══ Records supplied

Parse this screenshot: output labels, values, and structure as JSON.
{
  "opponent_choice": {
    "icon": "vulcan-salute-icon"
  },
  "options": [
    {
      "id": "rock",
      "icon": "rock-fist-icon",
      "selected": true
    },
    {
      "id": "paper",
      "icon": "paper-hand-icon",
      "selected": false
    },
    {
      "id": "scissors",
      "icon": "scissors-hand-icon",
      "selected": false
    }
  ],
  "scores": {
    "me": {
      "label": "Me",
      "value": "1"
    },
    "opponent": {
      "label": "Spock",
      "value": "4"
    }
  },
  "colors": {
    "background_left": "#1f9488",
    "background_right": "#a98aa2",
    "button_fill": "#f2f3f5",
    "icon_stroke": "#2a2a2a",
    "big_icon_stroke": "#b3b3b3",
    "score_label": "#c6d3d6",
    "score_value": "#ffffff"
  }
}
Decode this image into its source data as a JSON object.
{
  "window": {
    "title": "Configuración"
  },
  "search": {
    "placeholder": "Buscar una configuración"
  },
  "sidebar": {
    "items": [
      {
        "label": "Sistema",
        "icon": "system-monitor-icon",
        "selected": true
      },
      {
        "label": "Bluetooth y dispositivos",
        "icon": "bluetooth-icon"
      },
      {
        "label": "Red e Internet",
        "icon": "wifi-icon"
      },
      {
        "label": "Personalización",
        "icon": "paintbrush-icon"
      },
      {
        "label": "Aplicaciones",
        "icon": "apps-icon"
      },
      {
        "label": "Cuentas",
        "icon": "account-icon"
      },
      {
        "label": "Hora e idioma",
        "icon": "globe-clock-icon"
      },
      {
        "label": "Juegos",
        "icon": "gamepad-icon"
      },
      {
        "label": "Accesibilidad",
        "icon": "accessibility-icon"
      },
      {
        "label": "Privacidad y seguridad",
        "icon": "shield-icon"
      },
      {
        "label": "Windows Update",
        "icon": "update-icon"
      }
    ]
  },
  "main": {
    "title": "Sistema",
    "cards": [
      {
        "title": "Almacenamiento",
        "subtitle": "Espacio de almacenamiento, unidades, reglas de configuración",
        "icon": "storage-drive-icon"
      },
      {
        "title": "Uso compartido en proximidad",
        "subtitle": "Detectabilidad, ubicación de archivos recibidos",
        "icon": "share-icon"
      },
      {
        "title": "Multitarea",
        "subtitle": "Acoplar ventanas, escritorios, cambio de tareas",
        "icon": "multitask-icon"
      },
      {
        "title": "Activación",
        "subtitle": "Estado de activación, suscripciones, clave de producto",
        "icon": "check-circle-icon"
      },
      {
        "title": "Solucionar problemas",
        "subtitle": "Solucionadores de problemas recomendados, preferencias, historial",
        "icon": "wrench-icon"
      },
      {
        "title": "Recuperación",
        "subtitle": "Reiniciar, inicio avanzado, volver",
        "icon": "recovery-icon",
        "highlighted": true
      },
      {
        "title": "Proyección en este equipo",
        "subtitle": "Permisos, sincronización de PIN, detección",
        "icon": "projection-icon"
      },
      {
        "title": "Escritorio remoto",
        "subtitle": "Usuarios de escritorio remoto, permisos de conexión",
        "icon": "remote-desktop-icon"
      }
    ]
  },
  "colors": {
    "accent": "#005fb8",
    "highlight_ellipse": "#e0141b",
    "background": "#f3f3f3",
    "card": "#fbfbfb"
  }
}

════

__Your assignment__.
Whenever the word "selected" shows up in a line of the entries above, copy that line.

__Reply__.
      "selected": true
      "selected": false
      "selected": false
        "selected": true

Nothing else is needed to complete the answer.